You do not need a registered account to download anything from the Perforce Workshop.
Most project pages will have convenient links that you can click to download relevant project files. If a project does not have a wiki page yet but you know what depot guest branch it's in, you can use to look for it on the web, or you can browse for it with any Perforce client application running on your machine, using the sync command to download files.
See How to Browse for more information on browsing the Perforce Workshop.
There are two ways to track changes to projects that interest you.
If you prefer RSS feeds, the P4Web that runs against the Workshop Perforce server can generate RSS feeds of change history for any path in the depot. To get the RSS feed for a given path in P4Web:
If you prefer email, you can get change notifications via the review daemon that runs against the Perforce Workshop. To setup email review for a given path:
RSS feeds and a list of recent changes can also frequently be found on the project page for any given project.
When you register for the Perforce Workshop you are given write
permission to the path "
//guest/your_name/...", but until you add
files to this path, it won't show up in the depot.
The guest branch directory will be created automatically as soon as you've added files to it. See Adding Files in the P4 User's Guide for more information on adding files to a Perforce depot.
You only have write permissions to your own guest branch, but you
can integrate anything into it that you can read, which is
everything in the
//guest depots). This means that you
can integrate a project from another user's guest branch into your own
and make any edits to it that you like without impacting the other
If someone else has been working on one of your projects in their guest branch and you like their changes, you can integrate from their branch back into your branch to merge the changes together.
Add the following text to the page:
When you save or preview the page, you will see the new category listed in the category links box at the bottom of the page.

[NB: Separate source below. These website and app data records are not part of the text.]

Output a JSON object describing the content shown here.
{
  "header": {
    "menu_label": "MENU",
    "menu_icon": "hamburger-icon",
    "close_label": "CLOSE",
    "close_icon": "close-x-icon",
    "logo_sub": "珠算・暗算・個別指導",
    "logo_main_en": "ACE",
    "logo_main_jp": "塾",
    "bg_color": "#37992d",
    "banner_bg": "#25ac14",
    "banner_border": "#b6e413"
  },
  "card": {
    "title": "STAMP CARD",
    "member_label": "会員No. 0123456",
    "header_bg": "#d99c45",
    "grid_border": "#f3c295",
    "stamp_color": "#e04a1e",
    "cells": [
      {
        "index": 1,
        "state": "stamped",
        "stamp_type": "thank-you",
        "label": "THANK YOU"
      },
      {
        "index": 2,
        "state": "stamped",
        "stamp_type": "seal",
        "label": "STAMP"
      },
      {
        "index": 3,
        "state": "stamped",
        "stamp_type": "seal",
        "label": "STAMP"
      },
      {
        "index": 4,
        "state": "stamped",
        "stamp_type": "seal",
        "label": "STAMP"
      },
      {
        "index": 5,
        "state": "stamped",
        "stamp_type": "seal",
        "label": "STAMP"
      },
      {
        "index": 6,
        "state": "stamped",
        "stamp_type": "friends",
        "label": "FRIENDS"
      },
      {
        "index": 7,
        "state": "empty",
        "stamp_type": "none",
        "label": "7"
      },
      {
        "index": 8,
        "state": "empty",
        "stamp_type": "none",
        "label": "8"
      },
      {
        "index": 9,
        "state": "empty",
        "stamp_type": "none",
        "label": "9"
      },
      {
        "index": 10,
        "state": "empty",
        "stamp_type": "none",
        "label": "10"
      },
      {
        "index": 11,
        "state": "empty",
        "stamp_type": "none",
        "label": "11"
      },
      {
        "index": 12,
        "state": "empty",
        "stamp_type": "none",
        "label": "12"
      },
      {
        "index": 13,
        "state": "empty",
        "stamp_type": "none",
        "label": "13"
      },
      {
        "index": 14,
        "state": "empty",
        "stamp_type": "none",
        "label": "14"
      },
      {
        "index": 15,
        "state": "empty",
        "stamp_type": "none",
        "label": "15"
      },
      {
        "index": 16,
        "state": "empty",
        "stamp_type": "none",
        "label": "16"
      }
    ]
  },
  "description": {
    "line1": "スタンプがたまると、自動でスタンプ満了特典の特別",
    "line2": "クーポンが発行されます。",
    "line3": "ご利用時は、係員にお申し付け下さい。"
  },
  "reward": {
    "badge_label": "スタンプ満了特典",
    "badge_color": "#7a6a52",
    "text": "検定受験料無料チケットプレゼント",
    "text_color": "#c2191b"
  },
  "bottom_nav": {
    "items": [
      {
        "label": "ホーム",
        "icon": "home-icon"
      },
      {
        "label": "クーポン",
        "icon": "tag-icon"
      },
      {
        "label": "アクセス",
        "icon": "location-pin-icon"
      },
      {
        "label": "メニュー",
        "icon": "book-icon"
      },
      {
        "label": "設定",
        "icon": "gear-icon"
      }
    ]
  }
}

If it's a new category, the link will be in red to indicate that the linked page does not exist yet.
It is usually better to add a page to an existing general category than to create a new category that contains only one or two pages.
If you do add a new category, make sure to in turn add your new category
to an existing category that it is a subset of. For example, suppose
that you've written a handful of Half-Life mods for Perforce, and you
want to create a new category to put them all under; you might create a
new category called "Perforce Half-Life modifications". You would then
click on the link to this new category to edit it and add the text
<nowiki>[[</nowiki>Category:Perforce integrations]] to make your new
category a subcategory under :Category:Perforce
Templates are special MediaWiki pages that can be included in other pages. They're handy for centralizing frequently used and/or complex page elements. Some templates can accept parameters (like a function in a programming language) that affect their output; simpler templates do not accept parameters and always produce the same output.
The syntax for using a template is:
The template's output will be automatically placed into the page at the point where the template was used.
We have created a number of templates designed to make creating project pages easier. Most of these templates, particularly the complex ones, will have usage information on the template page itself. See <Template:Project> for an example. The project page boilerplate in the How to Contribute page consists mostly of templates that create common project page elements when given important pieces of project information as parameters.
Although using templates that we've made makes a lot of things easier, you're also free to make pages entirely from scratch, or to make your own templates. Most of our templates are protected so that they can't be edited, but you can see how they're implemented by going to the template pages and clicking "view source".
If you see a project page that you like the look of and you want your own project pages to emulate it, you can view the source by clicking the edit link (or view source if it's a protected page). This will show you all of the markup, templates, et cetera that the page uses, which will make it easy to mimic the layout in your pages. Alternatively, you can just copy and paste it into your page (changing all of the relevant details, of course).
If you get stuck on what exactly a particular piece of wiki markup means, refer to the help pages at mediawiki.org. If you're having trouble with a particular template, you can go directly to that template's page to see if there are any usage notes (or view its source if necessary). Links to the templates used in a page are displayed whenever you view that page's source.